From the first line to the last, set down the material exactly and drop every picture.

═════ INFORMATION SHOWN

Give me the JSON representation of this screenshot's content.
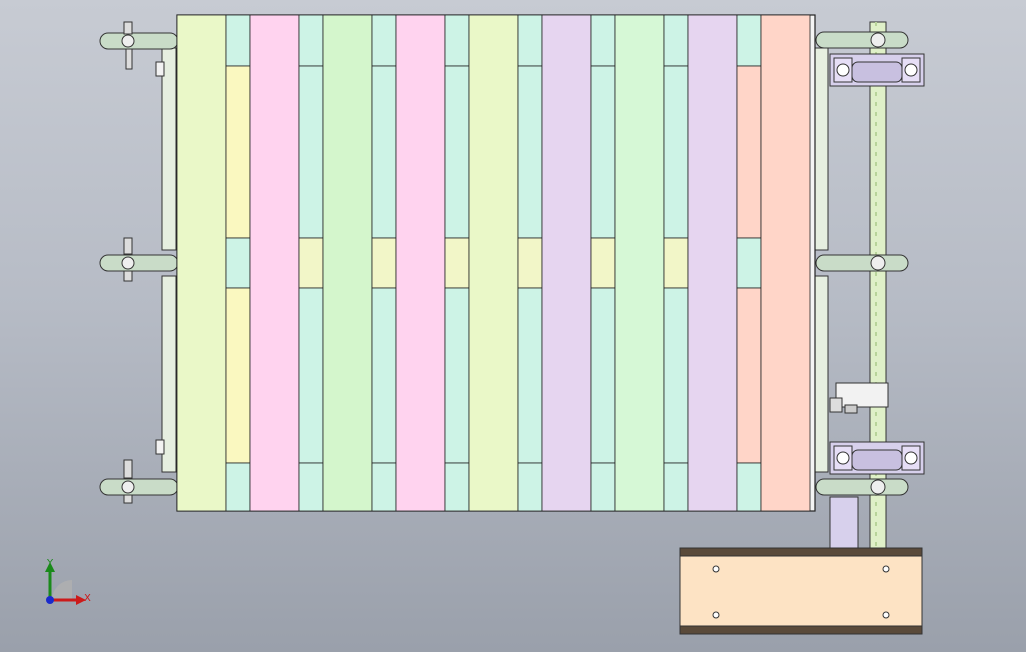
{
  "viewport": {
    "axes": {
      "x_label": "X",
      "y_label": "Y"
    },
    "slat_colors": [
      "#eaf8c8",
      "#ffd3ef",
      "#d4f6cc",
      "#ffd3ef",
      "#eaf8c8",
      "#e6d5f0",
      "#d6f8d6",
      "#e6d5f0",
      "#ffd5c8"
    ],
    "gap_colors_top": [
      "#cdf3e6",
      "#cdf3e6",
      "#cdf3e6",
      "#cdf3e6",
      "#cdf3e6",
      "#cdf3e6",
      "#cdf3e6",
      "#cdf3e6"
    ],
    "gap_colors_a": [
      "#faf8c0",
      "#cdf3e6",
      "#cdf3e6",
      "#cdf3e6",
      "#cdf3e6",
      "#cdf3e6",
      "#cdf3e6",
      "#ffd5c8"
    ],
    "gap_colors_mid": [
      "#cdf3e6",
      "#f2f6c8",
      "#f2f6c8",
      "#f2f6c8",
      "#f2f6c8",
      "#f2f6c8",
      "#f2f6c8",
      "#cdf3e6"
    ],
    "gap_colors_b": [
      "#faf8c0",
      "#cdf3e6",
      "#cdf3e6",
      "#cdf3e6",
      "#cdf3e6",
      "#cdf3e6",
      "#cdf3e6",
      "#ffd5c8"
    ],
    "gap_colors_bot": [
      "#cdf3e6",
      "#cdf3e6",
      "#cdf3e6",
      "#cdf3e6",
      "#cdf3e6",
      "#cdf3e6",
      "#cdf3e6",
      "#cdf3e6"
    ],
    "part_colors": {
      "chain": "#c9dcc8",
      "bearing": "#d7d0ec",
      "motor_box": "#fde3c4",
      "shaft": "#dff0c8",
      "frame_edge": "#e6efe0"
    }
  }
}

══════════

RESPONSE BELOW |
Give me the JSON representation of this screenshot's content.
{
  "viewport": {
    "axes": {
      "x_label": "X",
      "y_label": "Y"
    },
    "slat_colors": [
      "#eaf8c8",
      "#ffd3ef",
      "#d4f6cc",
      "#ffd3ef",
      "#eaf8c8",
      "#e6d5f0",
      "#d6f8d6",
      "#e6d5f0",
      "#ffd5c8"
    ],
    "gap_colors_top": [
      "#cdf3e6",
      "#cdf3e6",
      "#cdf3e6",
      "#cdf3e6",
      "#cdf3e6",
      "#cdf3e6",
      "#cdf3e6",
      "#cdf3e6"
    ],
    "gap_colors_a": [
      "#faf8c0",
      "#cdf3e6",
      "#cdf3e6",
      "#cdf3e6",
      "#cdf3e6",
      "#cdf3e6",
      "#cdf3e6",
      "#ffd5c8"
    ],
    "gap_colors_mid": [
      "#cdf3e6",
      "#f2f6c8",
      "#f2f6c8",
      "#f2f6c8",
      "#f2f6c8",
      "#f2f6c8",
      "#f2f6c8",
      "#cdf3e6"
    ],
    "gap_colors_b": [
      "#faf8c0",
      "#cdf3e6",
      "#cdf3e6",
      "#cdf3e6",
      "#cdf3e6",
      "#cdf3e6",
      "#cdf3e6",
      "#ffd5c8"
    ],
    "gap_colors_bot": [
      "#cdf3e6",
      "#cdf3e6",
      "#cdf3e6",
      "#cdf3e6",
      "#cdf3e6",
      "#cdf3e6",
      "#cdf3e6",
      "#cdf3e6"
    ],
    "part_colors": {
      "chain": "#c9dcc8",
      "bearing": "#d7d0ec",
      "motor_box": "#fde3c4",
      "shaft": "#dff0c8",
      "frame_edge": "#e6efe0"
    }
  }
}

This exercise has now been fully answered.